Give back all the records exactly, keeping every line whole.

::::::::::

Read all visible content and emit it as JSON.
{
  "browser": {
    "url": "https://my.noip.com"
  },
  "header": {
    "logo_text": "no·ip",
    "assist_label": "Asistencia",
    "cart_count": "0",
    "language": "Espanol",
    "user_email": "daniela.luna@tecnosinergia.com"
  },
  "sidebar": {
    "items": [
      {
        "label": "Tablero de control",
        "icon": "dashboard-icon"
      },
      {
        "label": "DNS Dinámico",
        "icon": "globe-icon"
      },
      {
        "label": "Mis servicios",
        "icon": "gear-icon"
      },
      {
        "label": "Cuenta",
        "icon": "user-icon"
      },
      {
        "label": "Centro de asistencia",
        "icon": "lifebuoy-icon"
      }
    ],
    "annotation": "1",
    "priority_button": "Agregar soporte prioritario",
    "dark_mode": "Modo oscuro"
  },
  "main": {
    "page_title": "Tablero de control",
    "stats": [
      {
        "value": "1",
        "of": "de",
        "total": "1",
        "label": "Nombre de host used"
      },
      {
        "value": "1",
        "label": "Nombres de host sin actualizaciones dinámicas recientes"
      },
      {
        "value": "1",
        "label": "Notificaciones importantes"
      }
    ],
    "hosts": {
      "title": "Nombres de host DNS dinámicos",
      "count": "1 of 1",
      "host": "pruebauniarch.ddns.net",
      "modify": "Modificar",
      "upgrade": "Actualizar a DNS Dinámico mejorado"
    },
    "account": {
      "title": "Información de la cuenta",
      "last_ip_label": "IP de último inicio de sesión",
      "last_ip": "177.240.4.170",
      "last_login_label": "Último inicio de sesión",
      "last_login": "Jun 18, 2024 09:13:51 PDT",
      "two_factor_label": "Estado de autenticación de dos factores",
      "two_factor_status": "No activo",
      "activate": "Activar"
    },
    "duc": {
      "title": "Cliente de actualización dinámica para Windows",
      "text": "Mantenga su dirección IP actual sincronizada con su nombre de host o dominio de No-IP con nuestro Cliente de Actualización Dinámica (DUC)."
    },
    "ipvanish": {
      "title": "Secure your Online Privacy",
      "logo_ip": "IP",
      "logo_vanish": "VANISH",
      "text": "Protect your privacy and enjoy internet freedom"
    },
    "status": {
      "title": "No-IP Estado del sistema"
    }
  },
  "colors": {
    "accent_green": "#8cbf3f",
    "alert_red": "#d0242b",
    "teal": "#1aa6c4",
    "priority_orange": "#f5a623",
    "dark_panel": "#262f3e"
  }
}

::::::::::

▶ [ANSWER AREA]:
Read all visible content and emit it as JSON.
{
  "browser": {
    "url": "https://my.noip.com"
  },
  "header": {
    "logo_text": "no·ip",
    "assist_label": "Asistencia",
    "cart_count": "0",
    "language": "Espanol",
    "user_email": "daniela.luna@tecnosinergia.com"
  },
  "sidebar": {
    "items": [
      {
        "label": "Tablero de control",
        "icon": "dashboard-icon"
      },
      {
        "label": "DNS Dinámico",
        "icon": "globe-icon"
      },
      {
        "label": "Mis servicios",
        "icon": "gear-icon"
      },
      {
        "label": "Cuenta",
        "icon": "user-icon"
      },
      {
        "label": "Centro de asistencia",
        "icon": "lifebuoy-icon"
      }
    ],
    "annotation": "1",
    "priority_button": "Agregar soporte prioritario",
    "dark_mode": "Modo oscuro"
  },
  "main": {
    "page_title": "Tablero de control",
    "stats": [
      {
        "value": "1",
        "of": "de",
        "total": "1",
        "label": "Nombre de host used"
      },
      {
        "value": "1",
        "label": "Nombres de host sin actualizaciones dinámicas recientes"
      },
      {
        "value": "1",
        "label": "Notificaciones importantes"
      }
    ],
    "hosts": {
      "title": "Nombres de host DNS dinámicos",
      "count": "1 of 1",
      "host": "pruebauniarch.ddns.net",
      "modify": "Modificar",
      "upgrade": "Actualizar a DNS Dinámico mejorado"
    },
    "account": {
      "title": "Información de la cuenta",
      "last_ip_label": "IP de último inicio de sesión",
      "last_ip": "177.240.4.170",
      "last_login_label": "Último inicio de sesión",
      "last_login": "Jun 18, 2024 09:13:51 PDT",
      "two_factor_label": "Estado de autenticación de dos factores",
      "two_factor_status": "No activo",
      "activate": "Activar"
    },
    "duc": {
      "title": "Cliente de actualización dinámica para Windows",
      "text": "Mantenga su dirección IP actual sincronizada con su nombre de host o dominio de No-IP con nuestro Cliente de Actualización Dinámica (DUC)."
    },
    "ipvanish": {
      "title": "Secure your Online Privacy",
      "logo_ip": "IP",
      "logo_vanish": "VANISH",
      "text": "Protect your privacy and enjoy internet freedom"
    },
    "status": {
      "title": "No-IP Estado del sistema"
    }
  },
  "colors": {
    "accent_green": "#8cbf3f",
    "alert_red": "#d0242b",
    "teal": "#1aa6c4",
    "priority_orange": "#f5a623",
    "dark_panel": "#262f3e"
  }
}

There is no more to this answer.